I was invited to a strange house in Woburn Place, where in a shadowy room upstairs I found Yeats sitting over a small dying fire. he was…inclined to be suspicious, and as a specialist in such matters, probed me with a few languid questions, peering at the drawings the while and smiling at me with an amused air which I found disconcerting.”Did you really see these things?”he asked. Before the master of visions seated in his own ghostly room which was growing darker every minute, it seemed necessary to be uncompromising. But I did not feel he was convinced, or, if he was, that he was interested enough.
He heard from the publishers that they were not interested.
Yeats had his own special places of escape and spiritual yearning: the lake isle of Innisfree,for example,that calls to him from London city pavements grey.
The Lake Isle of Innisfree
I will arise and go now, and go to Innisfree,
And a small cabin build there, of clay and wattles made:
Nine bean-rows will I have there, a hive for the honey-bee;
And live alone in the bee-loud glade.
And I shall have some peace there, for peace comes dropping slow,
Dropping from the veils of the morning to where the cricket sings;
There midnight’s all a glimmer, and noon a purple glow,
And evening full of the linnet’s wings.
I will arise and go now, for always night and day
I hear lake water lapping with low sounds by the shore;
While I stand on the roadway, or on the pavements grey,
I hear it in the deep heart’s core.
W. B. Yeats, 1865 – 1939
The Isle of Innisfree is a real place – an uninhabited island on Lough Gill, in County Sligo, Ireland.
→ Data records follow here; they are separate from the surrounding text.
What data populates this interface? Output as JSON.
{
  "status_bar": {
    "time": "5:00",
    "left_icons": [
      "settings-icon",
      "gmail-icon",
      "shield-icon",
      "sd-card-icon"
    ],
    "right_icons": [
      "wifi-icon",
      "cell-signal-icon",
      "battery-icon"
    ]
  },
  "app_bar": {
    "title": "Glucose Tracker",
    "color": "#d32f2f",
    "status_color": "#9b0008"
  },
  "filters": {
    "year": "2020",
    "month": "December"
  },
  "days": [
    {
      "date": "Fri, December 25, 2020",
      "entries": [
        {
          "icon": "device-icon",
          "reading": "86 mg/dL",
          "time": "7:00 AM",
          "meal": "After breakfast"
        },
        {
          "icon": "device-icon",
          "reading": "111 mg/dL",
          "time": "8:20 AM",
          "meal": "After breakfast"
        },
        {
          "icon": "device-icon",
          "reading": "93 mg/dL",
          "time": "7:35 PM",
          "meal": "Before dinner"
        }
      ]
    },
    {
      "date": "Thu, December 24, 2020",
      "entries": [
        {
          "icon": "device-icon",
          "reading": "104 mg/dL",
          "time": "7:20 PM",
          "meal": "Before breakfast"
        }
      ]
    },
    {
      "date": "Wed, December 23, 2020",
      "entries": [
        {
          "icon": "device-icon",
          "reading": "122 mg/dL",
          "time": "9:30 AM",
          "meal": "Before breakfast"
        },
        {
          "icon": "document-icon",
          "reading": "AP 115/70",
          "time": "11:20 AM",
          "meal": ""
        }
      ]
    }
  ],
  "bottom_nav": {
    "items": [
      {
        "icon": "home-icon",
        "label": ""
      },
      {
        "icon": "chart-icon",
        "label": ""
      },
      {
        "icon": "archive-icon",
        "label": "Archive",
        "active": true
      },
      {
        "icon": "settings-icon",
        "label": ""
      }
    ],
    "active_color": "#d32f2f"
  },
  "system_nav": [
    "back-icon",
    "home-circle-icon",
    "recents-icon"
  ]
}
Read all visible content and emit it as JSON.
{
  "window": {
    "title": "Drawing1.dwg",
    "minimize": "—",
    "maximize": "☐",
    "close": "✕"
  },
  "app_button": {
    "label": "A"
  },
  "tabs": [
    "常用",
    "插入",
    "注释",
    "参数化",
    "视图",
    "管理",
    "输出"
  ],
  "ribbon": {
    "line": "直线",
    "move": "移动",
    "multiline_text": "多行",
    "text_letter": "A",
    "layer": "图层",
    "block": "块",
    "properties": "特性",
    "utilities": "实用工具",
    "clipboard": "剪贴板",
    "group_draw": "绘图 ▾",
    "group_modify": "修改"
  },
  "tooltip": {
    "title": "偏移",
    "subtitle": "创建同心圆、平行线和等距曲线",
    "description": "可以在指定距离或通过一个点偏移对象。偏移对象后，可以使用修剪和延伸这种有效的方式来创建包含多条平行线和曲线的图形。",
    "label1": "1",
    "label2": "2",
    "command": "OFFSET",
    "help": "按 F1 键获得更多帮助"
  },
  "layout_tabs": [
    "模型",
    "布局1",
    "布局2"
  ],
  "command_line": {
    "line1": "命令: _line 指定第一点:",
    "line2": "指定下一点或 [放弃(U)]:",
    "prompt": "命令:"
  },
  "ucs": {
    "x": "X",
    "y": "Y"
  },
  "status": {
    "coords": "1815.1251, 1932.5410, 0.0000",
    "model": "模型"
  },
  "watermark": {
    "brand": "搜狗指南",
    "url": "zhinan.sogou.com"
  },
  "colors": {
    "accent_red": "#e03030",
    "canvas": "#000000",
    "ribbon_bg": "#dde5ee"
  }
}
Yeats spent summers there as a child. He was walking down Fleet Street, London in 1888 when a memory of childhood led to the poem:
I had still the ambition, formed in Sligo in my teens, of living in imitation of Thoreau on Innisfree, a little island in Lough Gill, and when walking through Fleet Street very homesick I heard a little tinkle of water and saw a fountain in a shop-window which balanced a little ball upon its jet, and began to remember lake water. From the sudden remembrance came my poem “Innisfree,” my first lyric with anything in its rhythm of my own music. I had begun to loosen rhythm as an escape from rhetoric and from that emotion of the crowd that rhetoric brings, but I only understood vaguely and occasionally that I must for my special purpose use nothing but the common syntax. A couple of years later I could not have written that first line with its conventional archaism — “Arise and go”—nor the inversion of the last stanza.
The photographs are of special places in New York: Innisfree Gardens in Millbrook and Central Park in NYC.